What's more, J&J's Bill Weldon (photo) turned down a raise for 2009, as we reported last month. At the time, an adviser to corporate boards told the Star-Ledger that he believed Weldon was exhibiting leadership during a difficult economy. "I think in many cases, individual CEOs are showing that they're trying to be responsive," Ellig said. "It seems appropriate that people at the top do these things when others in the organization are struggling to hold onto their jobs."
And there are J&Jers living in fear of pink slips. On top of the 4,800 laid off in 2007, workers at J&J subsidiaries have hit the chopping block in recent months, 100 here, 40 there, 159 there. And employees are buzzing about more, though there's been no official indication that job cuts are in the offing.
Meanwhile, Amgen's Sharer (photo) may have seen his total pay package decline, but what he lost in numbers he may have made up in substance. More than half of Sharer's 2007 compensation was paid in options, BNet Pharma points out; this year, his incentive cash money doubled to $3.8 million, and he got $500,000 in "other" cash, plus his $1.5 million base pay. His options dropped to $3.5 million. In this market, cash in the hand is much better than options in the bush.

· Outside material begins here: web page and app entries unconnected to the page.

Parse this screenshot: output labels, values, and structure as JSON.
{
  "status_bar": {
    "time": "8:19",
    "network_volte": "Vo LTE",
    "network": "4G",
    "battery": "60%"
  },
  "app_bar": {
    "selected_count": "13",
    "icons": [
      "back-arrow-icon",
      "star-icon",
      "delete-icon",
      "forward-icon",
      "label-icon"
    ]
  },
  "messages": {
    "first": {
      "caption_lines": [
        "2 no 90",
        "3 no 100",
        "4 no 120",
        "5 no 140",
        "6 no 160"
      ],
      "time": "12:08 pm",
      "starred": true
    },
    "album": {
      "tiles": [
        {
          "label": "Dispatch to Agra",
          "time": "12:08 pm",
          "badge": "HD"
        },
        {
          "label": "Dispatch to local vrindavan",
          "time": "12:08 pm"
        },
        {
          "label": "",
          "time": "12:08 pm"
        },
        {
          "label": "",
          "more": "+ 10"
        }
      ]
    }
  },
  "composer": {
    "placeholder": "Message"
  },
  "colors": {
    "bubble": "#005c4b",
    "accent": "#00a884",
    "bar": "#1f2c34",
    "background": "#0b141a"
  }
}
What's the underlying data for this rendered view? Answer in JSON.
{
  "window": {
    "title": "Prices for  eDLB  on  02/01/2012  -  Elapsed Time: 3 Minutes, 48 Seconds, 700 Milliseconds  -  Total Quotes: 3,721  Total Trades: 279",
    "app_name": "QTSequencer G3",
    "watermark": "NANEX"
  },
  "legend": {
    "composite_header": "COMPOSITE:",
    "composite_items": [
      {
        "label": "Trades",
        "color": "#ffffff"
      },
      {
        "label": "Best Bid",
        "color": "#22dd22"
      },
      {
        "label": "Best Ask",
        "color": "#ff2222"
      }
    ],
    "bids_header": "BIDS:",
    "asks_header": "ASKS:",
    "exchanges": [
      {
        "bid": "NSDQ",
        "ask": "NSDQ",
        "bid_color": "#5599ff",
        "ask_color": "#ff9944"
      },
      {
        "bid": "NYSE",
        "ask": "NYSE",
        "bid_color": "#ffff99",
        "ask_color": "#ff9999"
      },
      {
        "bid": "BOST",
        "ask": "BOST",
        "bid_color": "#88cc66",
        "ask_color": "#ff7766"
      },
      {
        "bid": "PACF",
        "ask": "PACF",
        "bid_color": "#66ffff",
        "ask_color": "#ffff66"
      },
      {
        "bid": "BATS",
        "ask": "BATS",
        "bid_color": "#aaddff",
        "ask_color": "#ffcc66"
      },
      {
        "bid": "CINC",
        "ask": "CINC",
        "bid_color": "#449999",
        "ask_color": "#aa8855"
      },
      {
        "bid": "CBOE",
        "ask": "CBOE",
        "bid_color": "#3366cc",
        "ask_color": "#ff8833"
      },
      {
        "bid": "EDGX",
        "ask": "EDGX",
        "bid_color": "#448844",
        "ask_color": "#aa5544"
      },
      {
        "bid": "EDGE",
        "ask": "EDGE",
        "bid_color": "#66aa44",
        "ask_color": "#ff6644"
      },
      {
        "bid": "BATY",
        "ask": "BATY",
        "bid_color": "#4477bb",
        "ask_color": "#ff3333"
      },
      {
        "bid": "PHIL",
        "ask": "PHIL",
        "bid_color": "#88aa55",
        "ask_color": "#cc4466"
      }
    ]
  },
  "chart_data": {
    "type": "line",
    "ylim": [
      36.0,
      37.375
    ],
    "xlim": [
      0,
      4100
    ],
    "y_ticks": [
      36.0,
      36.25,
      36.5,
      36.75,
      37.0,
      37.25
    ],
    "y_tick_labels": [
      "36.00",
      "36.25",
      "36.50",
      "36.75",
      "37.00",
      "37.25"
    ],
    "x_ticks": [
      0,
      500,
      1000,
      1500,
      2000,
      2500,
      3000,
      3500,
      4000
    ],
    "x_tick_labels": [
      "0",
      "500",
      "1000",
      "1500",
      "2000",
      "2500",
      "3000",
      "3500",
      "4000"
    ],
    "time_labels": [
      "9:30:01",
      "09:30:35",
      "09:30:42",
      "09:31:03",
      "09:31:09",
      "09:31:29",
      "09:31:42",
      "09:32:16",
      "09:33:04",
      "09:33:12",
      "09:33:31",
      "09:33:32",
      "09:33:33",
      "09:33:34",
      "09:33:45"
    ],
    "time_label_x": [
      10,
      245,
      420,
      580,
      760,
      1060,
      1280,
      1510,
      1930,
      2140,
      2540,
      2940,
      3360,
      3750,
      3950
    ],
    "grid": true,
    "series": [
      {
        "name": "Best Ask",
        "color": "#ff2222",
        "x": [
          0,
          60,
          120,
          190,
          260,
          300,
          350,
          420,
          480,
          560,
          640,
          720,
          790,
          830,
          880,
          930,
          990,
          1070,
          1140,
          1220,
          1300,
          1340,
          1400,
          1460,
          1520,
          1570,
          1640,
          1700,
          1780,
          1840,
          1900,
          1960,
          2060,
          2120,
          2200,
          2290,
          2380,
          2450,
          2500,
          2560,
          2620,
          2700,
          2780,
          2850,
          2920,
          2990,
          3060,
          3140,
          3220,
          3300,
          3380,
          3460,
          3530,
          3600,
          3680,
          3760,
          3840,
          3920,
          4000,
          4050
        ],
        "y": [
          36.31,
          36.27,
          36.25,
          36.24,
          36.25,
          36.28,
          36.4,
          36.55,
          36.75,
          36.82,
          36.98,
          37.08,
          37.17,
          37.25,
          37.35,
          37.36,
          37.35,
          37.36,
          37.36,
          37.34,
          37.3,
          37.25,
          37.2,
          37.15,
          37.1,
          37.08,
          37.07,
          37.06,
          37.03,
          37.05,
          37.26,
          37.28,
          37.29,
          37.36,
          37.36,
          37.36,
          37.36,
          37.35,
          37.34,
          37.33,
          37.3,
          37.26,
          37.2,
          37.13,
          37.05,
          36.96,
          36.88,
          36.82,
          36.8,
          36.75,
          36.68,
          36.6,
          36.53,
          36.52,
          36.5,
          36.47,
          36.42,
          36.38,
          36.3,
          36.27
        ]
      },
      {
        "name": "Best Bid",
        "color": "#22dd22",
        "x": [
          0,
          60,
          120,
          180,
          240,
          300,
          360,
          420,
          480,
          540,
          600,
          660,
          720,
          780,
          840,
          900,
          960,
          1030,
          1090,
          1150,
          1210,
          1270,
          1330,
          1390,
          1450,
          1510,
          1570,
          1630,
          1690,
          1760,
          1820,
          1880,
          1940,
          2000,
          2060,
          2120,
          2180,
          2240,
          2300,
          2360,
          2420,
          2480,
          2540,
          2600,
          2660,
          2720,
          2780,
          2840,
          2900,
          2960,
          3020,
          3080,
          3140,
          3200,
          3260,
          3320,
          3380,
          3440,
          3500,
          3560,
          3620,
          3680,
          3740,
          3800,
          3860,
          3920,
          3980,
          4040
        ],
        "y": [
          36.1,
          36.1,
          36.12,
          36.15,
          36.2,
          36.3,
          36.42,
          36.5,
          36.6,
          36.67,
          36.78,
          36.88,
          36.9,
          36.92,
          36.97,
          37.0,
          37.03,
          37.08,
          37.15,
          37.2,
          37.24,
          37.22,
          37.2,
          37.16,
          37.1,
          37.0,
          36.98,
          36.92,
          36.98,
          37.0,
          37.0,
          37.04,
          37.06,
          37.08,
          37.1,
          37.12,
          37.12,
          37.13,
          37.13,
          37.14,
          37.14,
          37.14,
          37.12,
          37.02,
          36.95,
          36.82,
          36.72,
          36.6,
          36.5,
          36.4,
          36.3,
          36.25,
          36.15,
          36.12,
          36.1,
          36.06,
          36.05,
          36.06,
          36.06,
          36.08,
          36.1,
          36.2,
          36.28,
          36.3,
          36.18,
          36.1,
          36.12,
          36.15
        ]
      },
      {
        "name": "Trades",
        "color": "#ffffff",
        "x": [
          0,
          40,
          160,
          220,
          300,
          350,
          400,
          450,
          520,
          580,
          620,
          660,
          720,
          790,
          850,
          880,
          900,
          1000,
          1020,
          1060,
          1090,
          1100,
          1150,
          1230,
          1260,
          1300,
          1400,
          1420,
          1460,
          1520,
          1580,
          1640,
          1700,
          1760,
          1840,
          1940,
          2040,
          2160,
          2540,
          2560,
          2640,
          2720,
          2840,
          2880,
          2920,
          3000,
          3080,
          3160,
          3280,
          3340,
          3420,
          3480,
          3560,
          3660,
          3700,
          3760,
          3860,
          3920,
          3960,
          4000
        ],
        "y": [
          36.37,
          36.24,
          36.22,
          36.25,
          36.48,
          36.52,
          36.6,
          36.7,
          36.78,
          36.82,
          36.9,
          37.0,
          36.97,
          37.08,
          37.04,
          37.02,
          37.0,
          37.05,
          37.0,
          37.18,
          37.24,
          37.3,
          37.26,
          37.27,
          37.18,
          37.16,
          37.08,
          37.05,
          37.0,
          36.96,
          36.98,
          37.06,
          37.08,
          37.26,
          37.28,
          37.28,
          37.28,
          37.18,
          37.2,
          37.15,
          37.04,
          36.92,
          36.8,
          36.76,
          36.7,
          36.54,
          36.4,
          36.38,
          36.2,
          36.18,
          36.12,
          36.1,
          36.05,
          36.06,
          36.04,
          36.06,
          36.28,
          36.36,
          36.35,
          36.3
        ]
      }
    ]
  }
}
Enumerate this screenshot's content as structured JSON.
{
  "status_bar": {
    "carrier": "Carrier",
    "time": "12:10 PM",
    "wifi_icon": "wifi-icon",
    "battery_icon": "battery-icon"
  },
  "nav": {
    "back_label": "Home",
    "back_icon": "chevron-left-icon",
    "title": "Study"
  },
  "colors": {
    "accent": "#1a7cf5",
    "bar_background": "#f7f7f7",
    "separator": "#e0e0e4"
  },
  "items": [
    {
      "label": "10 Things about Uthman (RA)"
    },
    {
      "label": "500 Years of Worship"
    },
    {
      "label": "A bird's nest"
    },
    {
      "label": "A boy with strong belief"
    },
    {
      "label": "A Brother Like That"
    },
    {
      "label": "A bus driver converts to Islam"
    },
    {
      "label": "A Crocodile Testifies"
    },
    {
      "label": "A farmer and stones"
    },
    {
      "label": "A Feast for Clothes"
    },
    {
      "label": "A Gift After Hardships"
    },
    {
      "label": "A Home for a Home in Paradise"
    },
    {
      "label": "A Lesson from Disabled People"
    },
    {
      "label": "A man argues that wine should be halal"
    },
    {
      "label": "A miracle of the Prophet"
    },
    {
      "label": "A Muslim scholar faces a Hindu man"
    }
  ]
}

Sharer's compadres at Amgen also saw their pay weighted more heavily toward cash this time around. CFO Robert Bradway got $4.2 million in compensation, compared with $2.6 million in 2007. R&D chief Roger Perlmutter received $5.3 million versus $4.7 million, while EVP of operations Fabrizio Bonanni earned $6.2 million, up from $3.1 million.